| | February 7, 2012
Forget About Gatorade: Coconut Water Matches Carb-Electrolyte Sports Beverages
The rehydrating powers of coconut water match those of a carbohydrate-electrolyte sports beverage, says a new study.
Pure coconut water was just as effective as coconut water from concentrate and a carbohydrate-electrolyte sport drink at rehydrating exercise-trained men after a 60-minute bout of dehydrating exercise, according to findings published in the Journal of the International Society of Sports Nutrition.
The new study was performed by scientists from Miami Research Associates and the University of Memphis, and the study was funded by the VitaCoco Company, New York.
Coconut water has garnered a lot of consumer interest over the last two years or so. A 2010 report by New Nutrition Business hailed coconut water as "the fast-growing new category" in sports beverages with retail sales already above $450m worldwide.

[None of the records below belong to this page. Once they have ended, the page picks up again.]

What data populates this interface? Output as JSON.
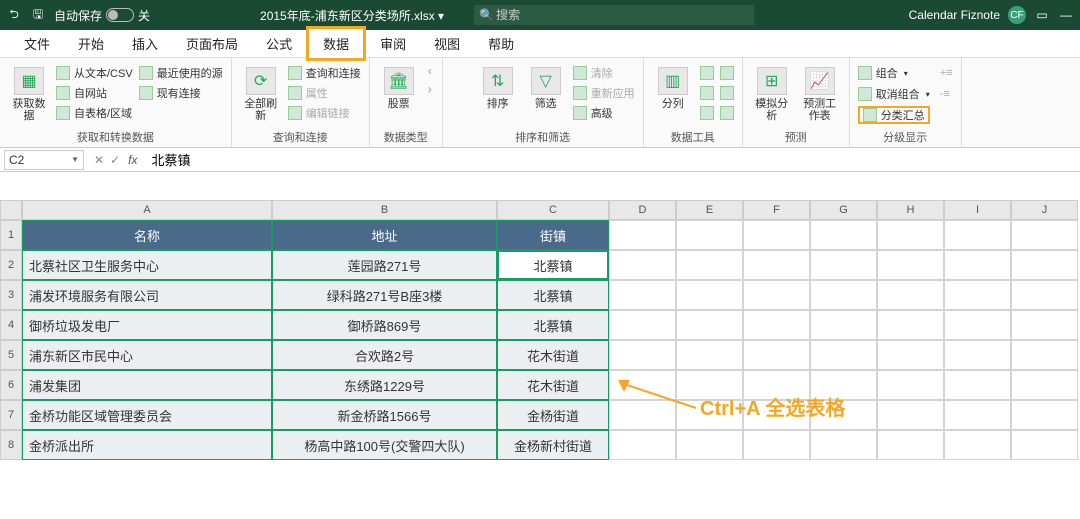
{
  "titlebar": {
    "autosave_label": "自动保存",
    "autosave_state": "关",
    "filename": "2015年底-浦东新区分类场所.xlsx ▾",
    "search_placeholder": "搜索",
    "user_name": "Calendar Fiznote",
    "user_initials": "CF"
  },
  "tabs": [
    "文件",
    "开始",
    "插入",
    "页面布局",
    "公式",
    "数据",
    "审阅",
    "视图",
    "帮助"
  ],
  "active_tab": "数据",
  "ribbon": {
    "g1": {
      "label": "获取和转换数据",
      "big": "获取数据",
      "items": [
        "从文本/CSV",
        "自网站",
        "自表格/区域",
        "最近使用的源",
        "现有连接"
      ]
    },
    "g2": {
      "label": "查询和连接",
      "big": "全部刷新",
      "items": [
        "查询和连接",
        "属性",
        "编辑链接"
      ]
    },
    "g3": {
      "label": "数据类型",
      "big": "股票"
    },
    "g4": {
      "label": "排序和筛选",
      "sort": "排序",
      "filter": "筛选",
      "items": [
        "清除",
        "重新应用",
        "高级"
      ]
    },
    "g5": {
      "label": "数据工具",
      "big": "分列"
    },
    "g6": {
      "label": "预测",
      "b1": "模拟分析",
      "b2": "预测工作表"
    },
    "g7": {
      "label": "分级显示",
      "items": [
        "组合",
        "取消组合",
        "分类汇总"
      ]
    }
  },
  "formula_bar": {
    "name_box": "C2",
    "value": "北蔡镇"
  },
  "columns": [
    "A",
    "B",
    "C",
    "D",
    "E",
    "F",
    "G",
    "H",
    "I",
    "J"
  ],
  "rows": [
    "1",
    "2",
    "3",
    "4",
    "5",
    "6",
    "7",
    "8"
  ],
  "table": {
    "headers": [
      "名称",
      "地址",
      "街镇"
    ],
    "data": [
      [
        "北蔡社区卫生服务中心",
        "莲园路271号",
        "北蔡镇"
      ],
      [
        "浦发环境服务有限公司",
        "绿科路271号B座3楼",
        "北蔡镇"
      ],
      [
        "御桥垃圾发电厂",
        "御桥路869号",
        "北蔡镇"
      ],
      [
        "浦东新区市民中心",
        "合欢路2号",
        "花木街道"
      ],
      [
        "浦发集团",
        "东绣路1229号",
        "花木街道"
      ],
      [
        "金桥功能区域管理委员会",
        "新金桥路1566号",
        "金杨街道"
      ],
      [
        "金桥派出所",
        "杨高中路100号(交警四大队)",
        "金杨新村街道"
      ]
    ]
  },
  "annotation": "Ctrl+A 全选表格"
}
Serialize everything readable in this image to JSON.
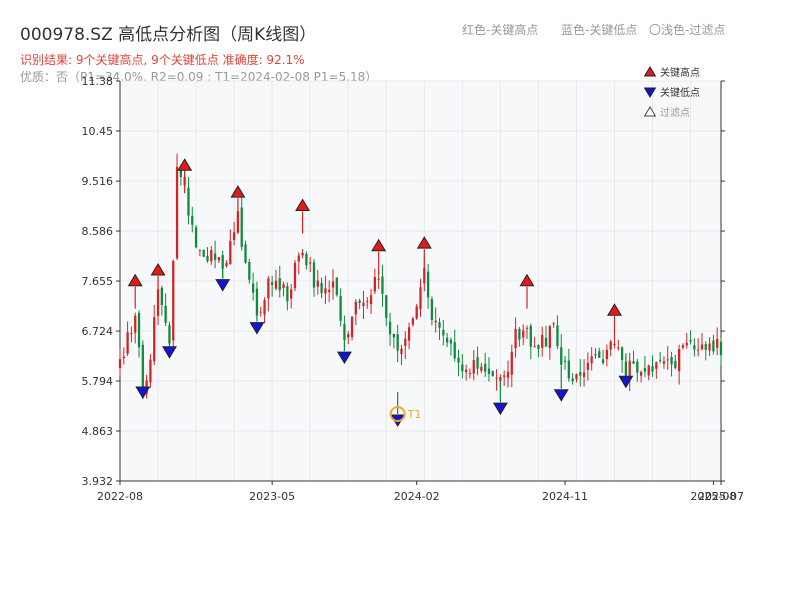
{
  "header": {
    "title": "000978.SZ 高低点分析图（周K线图）",
    "result_text": "识别结果: 9个关键高点, 9个关键低点  准确度: 92.1%",
    "quality_text": "优质：否（P1=34.0%, R2=0.09 ; T1=2024-02-08 P1=5.18）"
  },
  "top_legend": {
    "red": "红色-关键高点",
    "blue": "蓝色-关键低点",
    "light": "〇浅色-过滤点"
  },
  "colors": {
    "up": "#d12525",
    "down": "#0f8a3c",
    "high_marker": "#e31a1c",
    "low_marker": "#1414d6",
    "t1": "#f5a623",
    "grid": "#e6e9ee",
    "plot_bg": "#f7f8fa"
  },
  "chart_data": {
    "type": "candlestick",
    "title": "000978.SZ 高低点分析图（周K线图）",
    "y_ticks": [
      "3.932",
      "4.863",
      "5.794",
      "6.724",
      "7.655",
      "8.586",
      "9.516",
      "10.45",
      "11.38"
    ],
    "ylim": [
      3.932,
      11.38
    ],
    "x_ticks": [
      "2022-08",
      "2023-05",
      "2024-02",
      "2024-11",
      "2025-08",
      "2025-07"
    ],
    "x_range_weeks": 158,
    "legend": {
      "position": "top-right",
      "entries": [
        {
          "label": "关键高点",
          "symbol": "triangle-up",
          "color": "#e31a1c"
        },
        {
          "label": "关键低点",
          "symbol": "triangle-down",
          "color": "#1414d6"
        },
        {
          "label": "过滤点",
          "symbol": "triangle-up-outline",
          "color": "#ffffff"
        }
      ]
    },
    "key_highs": [
      {
        "week": 4,
        "value": 7.55
      },
      {
        "week": 10,
        "value": 7.75
      },
      {
        "week": 17,
        "value": 9.7
      },
      {
        "week": 31,
        "value": 9.2
      },
      {
        "week": 48,
        "value": 8.95
      },
      {
        "week": 68,
        "value": 8.2
      },
      {
        "week": 80,
        "value": 8.25
      },
      {
        "week": 107,
        "value": 7.55
      },
      {
        "week": 130,
        "value": 7.0
      }
    ],
    "key_lows": [
      {
        "week": 6,
        "value": 5.7
      },
      {
        "week": 13,
        "value": 6.45
      },
      {
        "week": 27,
        "value": 7.7
      },
      {
        "week": 36,
        "value": 6.9
      },
      {
        "week": 59,
        "value": 6.35
      },
      {
        "week": 73,
        "value": 5.18
      },
      {
        "week": 100,
        "value": 5.4
      },
      {
        "week": 116,
        "value": 5.65
      },
      {
        "week": 133,
        "value": 5.9
      }
    ],
    "t1": {
      "label": "T1",
      "week": 73,
      "value": 5.18
    },
    "price_path": [
      [
        0,
        6.1
      ],
      [
        4,
        7.1
      ],
      [
        6,
        5.75
      ],
      [
        8,
        6.2
      ],
      [
        10,
        7.6
      ],
      [
        13,
        6.5
      ],
      [
        15,
        9.9
      ],
      [
        17,
        9.3
      ],
      [
        20,
        8.2
      ],
      [
        24,
        8.1
      ],
      [
        27,
        7.85
      ],
      [
        31,
        8.8
      ],
      [
        36,
        7.0
      ],
      [
        40,
        7.7
      ],
      [
        44,
        7.4
      ],
      [
        48,
        8.3
      ],
      [
        52,
        7.5
      ],
      [
        56,
        7.6
      ],
      [
        59,
        6.5
      ],
      [
        63,
        7.3
      ],
      [
        66,
        7.4
      ],
      [
        68,
        7.8
      ],
      [
        71,
        6.7
      ],
      [
        73,
        6.2
      ],
      [
        76,
        6.7
      ],
      [
        80,
        7.9
      ],
      [
        82,
        7.0
      ],
      [
        86,
        6.6
      ],
      [
        90,
        6.1
      ],
      [
        94,
        6.0
      ],
      [
        97,
        5.9
      ],
      [
        100,
        5.7
      ],
      [
        102,
        6.1
      ],
      [
        104,
        6.6
      ],
      [
        107,
        6.7
      ],
      [
        110,
        6.4
      ],
      [
        114,
        6.8
      ],
      [
        116,
        6.1
      ],
      [
        118,
        5.9
      ],
      [
        122,
        6.0
      ],
      [
        126,
        6.2
      ],
      [
        130,
        6.6
      ],
      [
        133,
        6.0
      ],
      [
        136,
        6.0
      ],
      [
        140,
        6.0
      ],
      [
        144,
        6.1
      ],
      [
        148,
        6.3
      ],
      [
        152,
        6.5
      ],
      [
        155,
        6.55
      ],
      [
        158,
        6.4
      ]
    ]
  }
}
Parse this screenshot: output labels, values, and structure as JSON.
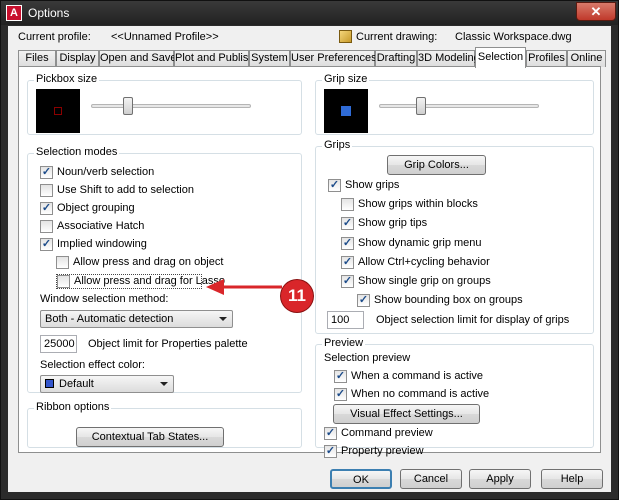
{
  "window": {
    "title": "Options",
    "close_glyph": "✕"
  },
  "header": {
    "current_profile_label": "Current profile:",
    "current_profile_value": "<<Unnamed Profile>>",
    "current_drawing_label": "Current drawing:",
    "current_drawing_value": "Classic Workspace.dwg"
  },
  "tabs": [
    {
      "label": "Files"
    },
    {
      "label": "Display"
    },
    {
      "label": "Open and Save"
    },
    {
      "label": "Plot and Publish"
    },
    {
      "label": "System"
    },
    {
      "label": "User Preferences"
    },
    {
      "label": "Drafting"
    },
    {
      "label": "3D Modeling"
    },
    {
      "label": "Selection"
    },
    {
      "label": "Profiles"
    },
    {
      "label": "Online"
    }
  ],
  "pickbox": {
    "label": "Pickbox size",
    "level": 0.2
  },
  "grip_size": {
    "label": "Grip size",
    "level": 0.25
  },
  "selection_modes": {
    "label": "Selection modes",
    "items": [
      {
        "label": "Noun/verb selection",
        "checked": true
      },
      {
        "label": "Use Shift to add to selection",
        "checked": false
      },
      {
        "label": "Object grouping",
        "checked": true
      },
      {
        "label": "Associative Hatch",
        "checked": false
      },
      {
        "label": "Implied windowing",
        "checked": true
      },
      {
        "label": "Allow press and drag on object",
        "checked": false
      },
      {
        "label": "Allow press and drag for Lasso",
        "checked": false
      }
    ],
    "window_method_label": "Window selection method:",
    "window_method_value": "Both - Automatic detection",
    "object_limit_value": "25000",
    "object_limit_label": "Object limit for Properties palette",
    "effect_color_label": "Selection effect color:",
    "effect_color_value": "Default",
    "effect_color_swatch": "#3355cc"
  },
  "ribbon": {
    "label": "Ribbon options",
    "contextual_button": "Contextual Tab States..."
  },
  "grips": {
    "label": "Grips",
    "colors_button": "Grip Colors...",
    "items": [
      {
        "label": "Show grips",
        "checked": true
      },
      {
        "label": "Show grips within blocks",
        "checked": false
      },
      {
        "label": "Show grip tips",
        "checked": true
      },
      {
        "label": "Show dynamic grip menu",
        "checked": true
      },
      {
        "label": "Allow Ctrl+cycling behavior",
        "checked": true
      },
      {
        "label": "Show single grip on groups",
        "checked": true
      },
      {
        "label": "Show bounding box on groups",
        "checked": true
      }
    ],
    "limit_value": "100",
    "limit_label": "Object selection limit for display of grips"
  },
  "preview": {
    "label": "Preview",
    "sub_label": "Selection preview",
    "items": [
      {
        "label": "When a command is active",
        "checked": true
      },
      {
        "label": "When no command is active",
        "checked": true
      }
    ],
    "visual_button": "Visual Effect Settings...",
    "extra_items": [
      {
        "label": "Command preview",
        "checked": true
      },
      {
        "label": "Property preview",
        "checked": true
      }
    ]
  },
  "annotation": {
    "number": "11",
    "color": "#d9262a"
  },
  "footer": {
    "ok": "OK",
    "cancel": "Cancel",
    "apply": "Apply",
    "help": "Help"
  },
  "colors": {
    "pickbox_square": "#8b0000",
    "grip_square": "#2f6bd6"
  }
}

What makes coconut water interesting for brand owners is that it offers many of the same isotonic benefits as formulated sports drinks but in an all-natural form. No additions are necessary, not even sweetener.
The drink offers calcium, magnesium, and potassium to the sports enthusiast with the need for fortification.
New Nutrition Business said these benefits have been seized upon by start-up companies in Germany, the US and elsewhere, who are using new processing technologies and new brands to grow coconut water sales quickly and command premium prices.
Industry heavy weight have also invested heavily in the emerging sector, with the likes of Coca-Cola, PepsiCo, and some of Europe's biggest brewing families putting money into coconut water.
The new study included 12 exercise-trained men with an average age of 26 and assigned them to receive approximately 125% of the body mass loss of pure coconut water (VitaCoco), coconut water from concentrate, bottled water or a carbohydrate-electrolyte sport drink equal to. This was the equivalent to about 2 liters per person.
Results showed that the men lost about 1.7 kg during the dehydrating exercise. Researchers found no differences between the beverages for exercise performance and measures of fluid retention.
"Additional study is needed with consideration for the inclusion of a more demanding dehydration protocol, aimed at reducing body mass beyond the 2% mark obtained in the present investigation may be warranted," wrote the researchers, led by Dr Doug Kalman.
"Finally, while treadmill time to exhaustion is routinely used in laboratory studies, the use of a time trial test as the measure of exercise performance may be more appropriate. Investigators may consider these suggestions when designing future studies focused on the potential rehydrating ability of coconut water and other beverages."
Journal of the International Society of Sports Nutrition